To call McDonald’s latest advertising campaign aimed at children cynical doesn’t give enough credit to the fast food giant and its ad agency, Leo Burnett. The company says the new series of ads starting this month is part of McDonald’s “nutrition commitment to promote nutrition and/or active lifestyle messages in 100 percent of its national communications to kids.”
How will the purveyor of Big Macs, fries and Coke accomplish this lofty goal? Perhaps by explaining that McDonald’s is an occasional treat? Or that sharing home-cooked meals is one of the best ways for families to ensure good eating habits? Perhaps McDonald’s could educate kids about the federal MyPlate recommendations to make half your meal fruits and vegetables?
Not even close. McDonald’s idea of nutrition education is simple: just eat at McDonald’s. Read more
Three of Berkeley Unified School District‘s elementary schools–Malcolm X, Rosa Parks, and Washington—are in jeopardy of losing their entire cooking and gardening program funds beginning in October this year.
Under existing guidelines, the schools will no longer qualify for federal funding because they have fewer than 50 percent of their students enrolled in the free and reduced-lunch program, according to Leah Sokolofski, who supervises the program for the district.
Berkeley has an international reputation for its edible schoolyards, where public school children of all economic means learn what it takes to grow a radish and sauté some chard. Such funding cuts to the program, whose total budget is $1.94 million a year, would represent a significant setback in the city’s pioneering efforts to date. Read more
FoodCorps is growing—expanding the number of states we’ll be working in next year and expanding the number of service members who are creating community and creating change. We created FoodCorps with two goals in mind: Addressing a public health crisis and providing a training opportunity for all of growing interest in careers in food and agriculture. Becoming a FoodCorps service member is a way to launch your career in food and farming while helping kids get healthy.

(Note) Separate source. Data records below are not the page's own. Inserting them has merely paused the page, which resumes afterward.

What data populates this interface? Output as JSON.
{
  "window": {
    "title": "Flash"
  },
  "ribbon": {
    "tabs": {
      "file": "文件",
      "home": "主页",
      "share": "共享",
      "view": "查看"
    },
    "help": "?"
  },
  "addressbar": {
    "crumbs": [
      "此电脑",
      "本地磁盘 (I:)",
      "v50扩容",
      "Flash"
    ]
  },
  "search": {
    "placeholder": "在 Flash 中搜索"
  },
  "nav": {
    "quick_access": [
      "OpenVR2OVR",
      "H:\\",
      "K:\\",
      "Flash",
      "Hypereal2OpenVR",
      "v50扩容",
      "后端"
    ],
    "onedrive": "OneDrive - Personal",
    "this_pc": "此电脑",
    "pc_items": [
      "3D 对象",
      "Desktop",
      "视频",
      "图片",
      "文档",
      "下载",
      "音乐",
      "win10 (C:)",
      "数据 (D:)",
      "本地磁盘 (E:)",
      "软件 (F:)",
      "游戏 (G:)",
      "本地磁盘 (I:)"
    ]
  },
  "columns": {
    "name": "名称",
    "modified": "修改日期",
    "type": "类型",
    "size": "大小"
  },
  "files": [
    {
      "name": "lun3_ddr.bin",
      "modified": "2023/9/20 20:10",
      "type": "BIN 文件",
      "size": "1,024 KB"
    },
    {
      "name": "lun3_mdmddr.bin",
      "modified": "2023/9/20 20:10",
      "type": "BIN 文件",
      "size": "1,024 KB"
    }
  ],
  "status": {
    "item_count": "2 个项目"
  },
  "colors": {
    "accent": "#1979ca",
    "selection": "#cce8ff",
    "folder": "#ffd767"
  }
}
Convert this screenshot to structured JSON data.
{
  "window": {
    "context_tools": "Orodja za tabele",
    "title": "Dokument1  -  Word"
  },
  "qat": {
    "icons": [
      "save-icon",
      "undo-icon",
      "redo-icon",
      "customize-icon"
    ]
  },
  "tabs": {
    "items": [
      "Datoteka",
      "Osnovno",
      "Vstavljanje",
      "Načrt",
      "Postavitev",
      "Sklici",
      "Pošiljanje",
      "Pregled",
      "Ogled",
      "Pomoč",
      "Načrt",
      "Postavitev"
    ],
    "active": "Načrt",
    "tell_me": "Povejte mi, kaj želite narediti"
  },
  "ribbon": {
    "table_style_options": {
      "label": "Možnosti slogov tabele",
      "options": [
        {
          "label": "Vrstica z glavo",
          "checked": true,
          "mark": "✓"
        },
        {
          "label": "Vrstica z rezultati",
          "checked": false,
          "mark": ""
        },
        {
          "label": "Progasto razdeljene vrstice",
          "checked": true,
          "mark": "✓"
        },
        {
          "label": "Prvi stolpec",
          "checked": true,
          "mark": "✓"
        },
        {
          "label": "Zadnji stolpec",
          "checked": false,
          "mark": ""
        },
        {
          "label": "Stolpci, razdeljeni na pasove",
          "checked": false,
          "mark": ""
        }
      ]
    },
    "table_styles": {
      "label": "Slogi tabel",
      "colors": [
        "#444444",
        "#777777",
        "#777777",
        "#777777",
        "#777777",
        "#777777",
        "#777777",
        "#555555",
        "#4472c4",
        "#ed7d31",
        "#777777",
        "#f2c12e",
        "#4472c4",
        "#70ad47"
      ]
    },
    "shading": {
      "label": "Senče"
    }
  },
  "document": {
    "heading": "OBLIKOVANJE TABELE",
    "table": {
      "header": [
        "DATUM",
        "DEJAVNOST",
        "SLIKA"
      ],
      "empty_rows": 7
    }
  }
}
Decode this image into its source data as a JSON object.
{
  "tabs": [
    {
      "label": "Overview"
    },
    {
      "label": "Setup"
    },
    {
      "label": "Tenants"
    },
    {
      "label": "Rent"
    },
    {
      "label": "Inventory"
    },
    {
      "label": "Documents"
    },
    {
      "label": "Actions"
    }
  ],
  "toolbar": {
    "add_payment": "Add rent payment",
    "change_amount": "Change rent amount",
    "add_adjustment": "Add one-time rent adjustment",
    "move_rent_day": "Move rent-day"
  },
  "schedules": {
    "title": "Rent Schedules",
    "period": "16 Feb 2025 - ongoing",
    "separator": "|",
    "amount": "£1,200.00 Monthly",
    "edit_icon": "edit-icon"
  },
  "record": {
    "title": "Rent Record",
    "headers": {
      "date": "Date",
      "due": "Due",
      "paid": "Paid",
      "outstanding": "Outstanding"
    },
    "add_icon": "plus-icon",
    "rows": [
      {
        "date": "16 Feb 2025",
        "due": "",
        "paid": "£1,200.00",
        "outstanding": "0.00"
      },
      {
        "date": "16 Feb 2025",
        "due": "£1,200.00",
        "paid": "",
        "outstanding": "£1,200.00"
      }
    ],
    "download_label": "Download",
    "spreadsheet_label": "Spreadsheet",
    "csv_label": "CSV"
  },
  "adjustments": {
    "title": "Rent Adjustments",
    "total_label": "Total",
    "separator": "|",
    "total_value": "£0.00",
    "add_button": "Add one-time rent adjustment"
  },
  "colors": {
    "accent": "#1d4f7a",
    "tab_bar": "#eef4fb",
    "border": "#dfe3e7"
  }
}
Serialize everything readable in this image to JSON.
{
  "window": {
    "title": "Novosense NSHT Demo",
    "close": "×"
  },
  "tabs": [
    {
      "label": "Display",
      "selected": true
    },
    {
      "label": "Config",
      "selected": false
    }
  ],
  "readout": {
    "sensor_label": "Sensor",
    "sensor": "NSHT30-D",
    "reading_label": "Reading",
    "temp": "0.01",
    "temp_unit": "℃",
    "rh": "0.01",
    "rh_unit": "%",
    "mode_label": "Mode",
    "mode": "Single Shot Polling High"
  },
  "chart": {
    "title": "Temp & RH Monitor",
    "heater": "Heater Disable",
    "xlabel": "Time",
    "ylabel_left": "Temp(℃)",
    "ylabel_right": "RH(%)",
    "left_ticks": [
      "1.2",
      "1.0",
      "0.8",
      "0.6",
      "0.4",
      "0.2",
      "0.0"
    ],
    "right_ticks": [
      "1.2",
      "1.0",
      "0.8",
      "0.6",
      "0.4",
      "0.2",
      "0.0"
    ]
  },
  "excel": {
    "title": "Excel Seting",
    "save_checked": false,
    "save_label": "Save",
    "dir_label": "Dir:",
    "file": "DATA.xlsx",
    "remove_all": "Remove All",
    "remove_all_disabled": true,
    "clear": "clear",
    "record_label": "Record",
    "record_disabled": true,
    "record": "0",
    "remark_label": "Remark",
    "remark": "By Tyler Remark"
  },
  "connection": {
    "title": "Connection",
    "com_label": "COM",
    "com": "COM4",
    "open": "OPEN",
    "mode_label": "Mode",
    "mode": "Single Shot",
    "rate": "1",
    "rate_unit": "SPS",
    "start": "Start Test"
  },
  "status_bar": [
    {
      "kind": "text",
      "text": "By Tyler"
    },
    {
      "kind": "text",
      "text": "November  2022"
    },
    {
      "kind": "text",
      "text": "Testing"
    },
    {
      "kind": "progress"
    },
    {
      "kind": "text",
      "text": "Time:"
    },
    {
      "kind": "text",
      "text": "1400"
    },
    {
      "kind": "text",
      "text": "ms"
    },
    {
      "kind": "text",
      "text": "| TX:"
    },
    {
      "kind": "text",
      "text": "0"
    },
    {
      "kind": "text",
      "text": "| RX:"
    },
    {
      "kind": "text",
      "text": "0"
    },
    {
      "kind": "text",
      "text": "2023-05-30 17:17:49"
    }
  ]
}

Rachel is one of 50 future food systems leaders who started their terms of service this past August as the first ever class of FoodCorps service members. So far this year, these service members have reached over 20,000 children in 10 states. They are addressing the nation’s painful and costly childhood obesity epidemic using our three recipe ingredient for change: Hands-on nutrition education, growing and tending school gardens, and getting healthy local food onto school cafeteria trays. Read more
Smack in the middle of a half-dozen shipping containers and striding up a mound of gravel, Johanna Gilligan, 31, can’t contain her excitement. “This looks so awesome!” She nods her head at an alcove between two containers, painted the pale color of new celery, with dry sinks attached. “That’s going to be for processing.”
Gilligan, co-director of New Orleans’ Grow Dat Youth Farm, traipses up the mound, which terminates at a deck of sorts and more containers, crowded with architectural students from Tulane University and local urban farm experts. Beyond the deck sits a bayou, lined with trees weeping Spanish moss into the water; the I-610 freeway buzzes along in the background. “I can’t believe how much is done! My office is going to be in a treehouse!”
She has reason to be excited. At four acres, the buildings’ site is just a sliver of City Park, 1,300 acres of green space on New Orleans’ north side. But come February, the buildings will be done, the beds will be ready for planting, and the second class of Grow Dat farmers will commence their work. The goal: one acre planted, 10,000 pounds of food grown, 20 jobs for student workers. Read more